App and web page records
◆ ◆ ◆ ◆ ◆ ◆ ◆
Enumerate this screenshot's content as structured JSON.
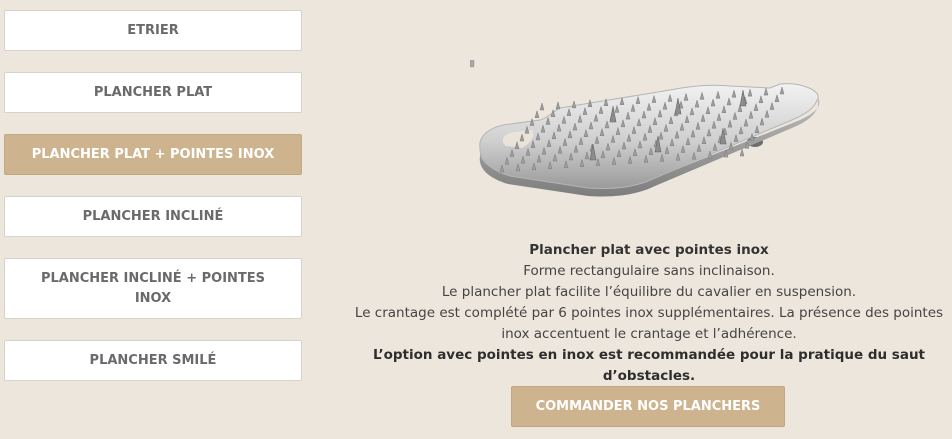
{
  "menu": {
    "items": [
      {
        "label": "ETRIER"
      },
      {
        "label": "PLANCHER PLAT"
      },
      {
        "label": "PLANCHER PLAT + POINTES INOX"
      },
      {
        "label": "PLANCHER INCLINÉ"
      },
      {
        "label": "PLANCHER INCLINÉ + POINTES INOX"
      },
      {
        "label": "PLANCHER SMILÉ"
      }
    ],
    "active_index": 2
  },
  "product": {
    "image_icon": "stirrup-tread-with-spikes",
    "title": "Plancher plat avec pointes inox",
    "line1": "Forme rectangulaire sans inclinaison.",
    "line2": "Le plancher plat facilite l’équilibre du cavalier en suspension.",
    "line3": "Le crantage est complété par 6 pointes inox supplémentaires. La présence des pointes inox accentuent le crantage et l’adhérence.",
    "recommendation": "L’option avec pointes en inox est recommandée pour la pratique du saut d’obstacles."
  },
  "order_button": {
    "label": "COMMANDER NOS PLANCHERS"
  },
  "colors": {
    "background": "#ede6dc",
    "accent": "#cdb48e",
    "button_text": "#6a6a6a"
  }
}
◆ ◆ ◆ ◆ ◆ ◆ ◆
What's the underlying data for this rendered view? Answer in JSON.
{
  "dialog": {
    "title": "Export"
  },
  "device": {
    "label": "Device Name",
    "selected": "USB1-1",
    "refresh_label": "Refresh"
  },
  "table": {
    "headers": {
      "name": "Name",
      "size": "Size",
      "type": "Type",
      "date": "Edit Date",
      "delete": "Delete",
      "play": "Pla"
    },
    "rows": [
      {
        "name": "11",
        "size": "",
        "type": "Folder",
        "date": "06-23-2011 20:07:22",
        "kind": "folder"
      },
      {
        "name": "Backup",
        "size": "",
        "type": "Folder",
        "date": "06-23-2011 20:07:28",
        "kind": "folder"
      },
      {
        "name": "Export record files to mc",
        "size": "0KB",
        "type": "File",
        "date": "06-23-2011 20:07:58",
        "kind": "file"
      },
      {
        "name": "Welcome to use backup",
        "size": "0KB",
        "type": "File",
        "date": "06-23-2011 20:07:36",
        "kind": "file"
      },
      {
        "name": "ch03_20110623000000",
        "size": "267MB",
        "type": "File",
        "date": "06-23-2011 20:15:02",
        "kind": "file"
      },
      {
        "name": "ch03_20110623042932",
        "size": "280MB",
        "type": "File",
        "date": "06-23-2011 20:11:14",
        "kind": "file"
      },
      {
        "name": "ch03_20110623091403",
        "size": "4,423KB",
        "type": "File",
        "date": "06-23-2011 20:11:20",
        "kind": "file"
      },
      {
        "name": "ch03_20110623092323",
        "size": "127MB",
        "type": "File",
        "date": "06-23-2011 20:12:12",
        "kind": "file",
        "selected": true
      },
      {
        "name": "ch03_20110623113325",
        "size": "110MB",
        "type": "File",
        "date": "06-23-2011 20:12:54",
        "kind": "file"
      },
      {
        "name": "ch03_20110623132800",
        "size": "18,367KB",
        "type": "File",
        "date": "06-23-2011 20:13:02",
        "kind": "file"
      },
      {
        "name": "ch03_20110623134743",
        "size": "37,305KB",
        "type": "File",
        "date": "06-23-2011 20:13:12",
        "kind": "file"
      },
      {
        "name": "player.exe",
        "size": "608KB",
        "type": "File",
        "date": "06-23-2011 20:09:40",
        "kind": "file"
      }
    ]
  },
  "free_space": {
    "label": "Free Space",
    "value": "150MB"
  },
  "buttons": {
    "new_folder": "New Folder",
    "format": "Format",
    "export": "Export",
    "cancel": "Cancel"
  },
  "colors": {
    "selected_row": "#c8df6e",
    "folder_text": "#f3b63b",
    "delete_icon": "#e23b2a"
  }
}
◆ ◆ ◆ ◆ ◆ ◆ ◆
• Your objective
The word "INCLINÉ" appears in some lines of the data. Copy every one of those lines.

• Answer below
        "label": "PLANCHER INCLINÉ"
        "label": "PLANCHER INCLINÉ + POINTES INOX"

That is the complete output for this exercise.